If you thought you sucked at prioritisation and time management think again. If there was a most wanted list for procrastinating on tasks, two years ago I would've been in the top three.
It was by force of effort and working insane hours that I got things done. It wasn't sustainable, effective or the highest possible value it should've been. Despite that I pushed anyway and was the top sales and account manager for 6 years running. But every week I was exhausted.
It wasn't until 2 years ago that enough was enough and I decided there be to be a better way. I began to study productivity and looked more closely at my daily decisions and commitments.
I was not evaluating the cost of the decisions made and not made. I was over-committing and taking on too much too quickly.
It wasn't until this year that all I was learning started to make sense in my daily and weekly routines and activity. Being a dad of 5 it was about time.
· Instead of being exhausted I had more energy.
· Instead of stressing out on unfinished tasks I got the right stuff done and everything else could wait.
· Instead of just saying yes or no to requests or tasks I had a specific set of criteria that would inform my decisions (no matter how good it might sound). This lead to better and profitable opportunities and relationships.
I want these same results for you. I've shared the top eight most powerful productivity hacks from three experts I admire Rory Vaden, Kevin Kruse and Greg McKeown. All eight of these tips have helped transform my productivity and get the right stuff done.
1. Be a time multiplier. Spend time today so you multiply time tomorrow. Eliminate all unnecessary tasks that do not add to accomplishing higher level goals, automate repetitive tasks, delegate and procrastinate (for the most optimal time to do that task).
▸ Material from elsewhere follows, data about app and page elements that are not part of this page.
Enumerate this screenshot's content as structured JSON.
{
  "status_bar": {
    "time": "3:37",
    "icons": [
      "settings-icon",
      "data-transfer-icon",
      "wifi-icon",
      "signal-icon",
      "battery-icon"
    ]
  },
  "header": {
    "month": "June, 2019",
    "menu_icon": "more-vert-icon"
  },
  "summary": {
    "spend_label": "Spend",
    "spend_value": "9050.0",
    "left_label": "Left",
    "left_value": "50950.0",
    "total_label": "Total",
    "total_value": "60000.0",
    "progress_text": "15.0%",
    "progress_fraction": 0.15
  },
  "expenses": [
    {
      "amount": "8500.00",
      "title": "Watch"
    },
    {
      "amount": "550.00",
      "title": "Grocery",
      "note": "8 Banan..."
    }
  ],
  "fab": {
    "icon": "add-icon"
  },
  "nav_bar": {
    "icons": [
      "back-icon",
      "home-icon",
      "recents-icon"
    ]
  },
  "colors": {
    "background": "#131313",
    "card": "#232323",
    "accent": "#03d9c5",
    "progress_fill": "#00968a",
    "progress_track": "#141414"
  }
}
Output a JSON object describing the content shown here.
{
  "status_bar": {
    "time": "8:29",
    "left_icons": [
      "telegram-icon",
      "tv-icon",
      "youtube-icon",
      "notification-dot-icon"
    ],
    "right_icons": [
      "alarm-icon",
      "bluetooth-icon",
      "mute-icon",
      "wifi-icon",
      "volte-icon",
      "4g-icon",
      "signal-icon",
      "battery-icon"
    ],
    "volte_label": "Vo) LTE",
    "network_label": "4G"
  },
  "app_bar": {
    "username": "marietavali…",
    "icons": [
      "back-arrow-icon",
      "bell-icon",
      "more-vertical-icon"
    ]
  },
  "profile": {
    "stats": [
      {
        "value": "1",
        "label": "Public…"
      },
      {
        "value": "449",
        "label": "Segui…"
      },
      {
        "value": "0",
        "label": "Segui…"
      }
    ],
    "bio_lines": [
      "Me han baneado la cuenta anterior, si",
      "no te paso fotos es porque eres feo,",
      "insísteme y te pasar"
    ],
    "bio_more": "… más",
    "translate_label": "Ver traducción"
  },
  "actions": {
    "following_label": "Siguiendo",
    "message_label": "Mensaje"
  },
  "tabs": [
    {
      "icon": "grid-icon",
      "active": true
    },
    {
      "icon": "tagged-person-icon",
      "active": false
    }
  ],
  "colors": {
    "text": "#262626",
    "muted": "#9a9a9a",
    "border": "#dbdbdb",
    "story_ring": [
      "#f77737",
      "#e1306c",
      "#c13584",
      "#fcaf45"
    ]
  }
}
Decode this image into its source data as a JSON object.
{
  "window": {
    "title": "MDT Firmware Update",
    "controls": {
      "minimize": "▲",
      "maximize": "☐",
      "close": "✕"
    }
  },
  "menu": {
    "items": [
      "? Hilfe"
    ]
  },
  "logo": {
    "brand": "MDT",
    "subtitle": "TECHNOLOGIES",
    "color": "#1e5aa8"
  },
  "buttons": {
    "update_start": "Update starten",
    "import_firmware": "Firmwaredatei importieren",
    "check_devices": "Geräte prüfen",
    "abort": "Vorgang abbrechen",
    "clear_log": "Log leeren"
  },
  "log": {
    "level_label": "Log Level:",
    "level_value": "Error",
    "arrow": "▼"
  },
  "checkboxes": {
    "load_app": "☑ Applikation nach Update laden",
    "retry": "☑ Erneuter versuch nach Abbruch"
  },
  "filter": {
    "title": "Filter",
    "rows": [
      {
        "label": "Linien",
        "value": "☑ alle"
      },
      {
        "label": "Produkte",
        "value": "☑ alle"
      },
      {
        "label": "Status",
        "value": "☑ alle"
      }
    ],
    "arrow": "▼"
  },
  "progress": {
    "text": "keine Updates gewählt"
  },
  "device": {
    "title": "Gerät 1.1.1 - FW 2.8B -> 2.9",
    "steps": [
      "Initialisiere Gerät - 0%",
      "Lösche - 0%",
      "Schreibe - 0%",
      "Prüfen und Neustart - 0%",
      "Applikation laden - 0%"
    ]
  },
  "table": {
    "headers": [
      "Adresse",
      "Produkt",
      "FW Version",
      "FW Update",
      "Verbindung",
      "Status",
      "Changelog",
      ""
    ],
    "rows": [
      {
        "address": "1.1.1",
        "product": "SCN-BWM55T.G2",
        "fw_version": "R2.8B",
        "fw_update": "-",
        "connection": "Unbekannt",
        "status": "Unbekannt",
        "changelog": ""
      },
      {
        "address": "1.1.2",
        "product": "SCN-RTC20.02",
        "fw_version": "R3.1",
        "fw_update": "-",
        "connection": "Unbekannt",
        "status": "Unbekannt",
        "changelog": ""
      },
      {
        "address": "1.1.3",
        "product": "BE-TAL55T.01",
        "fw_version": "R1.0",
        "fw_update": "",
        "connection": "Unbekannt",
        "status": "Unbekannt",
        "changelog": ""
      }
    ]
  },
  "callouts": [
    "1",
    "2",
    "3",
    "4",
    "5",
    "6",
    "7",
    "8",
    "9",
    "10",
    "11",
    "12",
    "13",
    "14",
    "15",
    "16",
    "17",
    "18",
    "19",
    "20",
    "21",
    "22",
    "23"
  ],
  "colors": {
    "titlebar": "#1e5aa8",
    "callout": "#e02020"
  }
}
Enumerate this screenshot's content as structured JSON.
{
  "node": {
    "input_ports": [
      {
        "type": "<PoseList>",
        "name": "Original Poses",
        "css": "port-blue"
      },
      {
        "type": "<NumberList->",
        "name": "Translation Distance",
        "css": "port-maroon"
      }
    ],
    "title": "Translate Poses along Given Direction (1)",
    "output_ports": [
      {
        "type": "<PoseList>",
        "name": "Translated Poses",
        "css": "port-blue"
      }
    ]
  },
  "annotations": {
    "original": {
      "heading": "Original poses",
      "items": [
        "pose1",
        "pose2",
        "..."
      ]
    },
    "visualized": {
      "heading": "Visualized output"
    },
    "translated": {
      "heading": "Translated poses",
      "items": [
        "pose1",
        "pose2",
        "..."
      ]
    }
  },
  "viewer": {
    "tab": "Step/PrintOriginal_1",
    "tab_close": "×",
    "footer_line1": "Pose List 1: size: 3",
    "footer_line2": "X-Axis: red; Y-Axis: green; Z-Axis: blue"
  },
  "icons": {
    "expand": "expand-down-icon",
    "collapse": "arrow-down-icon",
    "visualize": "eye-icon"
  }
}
2. Significance over urgency. Do things by design rather than default. You can choose what you focus on instead of reacting to other people’s agendas. Get clear on what you want and don't be afraid to communicate that with others including your customers.
3. Avoid to do lists. Research has shown to do lists can actually increase, not reduce, stress and is known as the Zeigarnik effect. Unfinished tasks contribute to intrusive, uncontrolled thoughts. To do lists do not account for time taken to accomplish it so you can find yourself constantly in a not being done list. Is it helpful to write things down? Absolutely! But make lists to determine what is most important. Then schedule in the time to your calendar based on the realistic time you need to get that important task done.
4. Be a time traveller. Look at your whole week and think about the people or things coming up that may get in the way of you achieving your goal. Make room for those potential disruptions. Better yet, address them in advance. For example, have you been invited to a number of meetings that you really don't need to attend? It's time to have a helpful and proactive conversation with the organiser and excuse yourself where possible.
5. Stay hydrated. Sounds simple but it can be easily missed. Poor hydration has been proven to reduce the quality of your thinking, your resilience and emotional control. Researchers from the University of Connecticut’s Human Performance Laboratory found that even mild dehydration alters a person’s mood, energy levels and mental function. Don't be Mr Jackal when you can be Mr Hyde by having a bottle of water near to you.
6. Have a cut-off point. Know yourself and take the pressure off. We can sometimes feel pressured to get a task done even when we know we're not at our best. As much as I believe in grinding things out, sometimes it’s best to restart the next day. You can arrive with more confidence and clarity to get things done because you've rested.
7. Make relationships part of your weekly schedule. This is something I've come to realise. Productivity is actually fuelled through relationships. The right relationships can energise you, help to clarify and problem solve for you. They can help you get the right work done faster. For example, include someone from the finance department in preparing a financial analysis document that helps fast track a proposal.
8. Say no to most and yes to what matters. I probably struggle with this the most. Like you I love to help. I can be a sucker for a quick catch up or pick-your-brains meeting. It’s important to be focused but friendly. Here is a simple model to saying no for those who may find it challenging. Show you care about their request, e.g. “I appreciate you thinking of me but I'm committed to getting this specific task done which needs my full attention for the next 24 hours” or “Have you tried X? Or if it can wait I can spare 10 min to brainstorm at 4pm” or “I wish you all the best with the task/meeting. Come back to me on Friday at 4pm if you do need anything else. I won’t be free until then”.
All these are a discipline but if implemented can truly transform your daily and weekly success. I've picked on a few ideas here from three great authors. I'd encourage you to pick up the books (I get no fee for these recommendations). Their work has been very helpful to my continued success and is what I teach in my key account 90 day programmes.
If you want to talk key account growth programmes, coaching and accelerating your sales and customer relationship success, get in touch HERE
Key Account Growth Guide - New Key Account Thinking for Greater Sales Results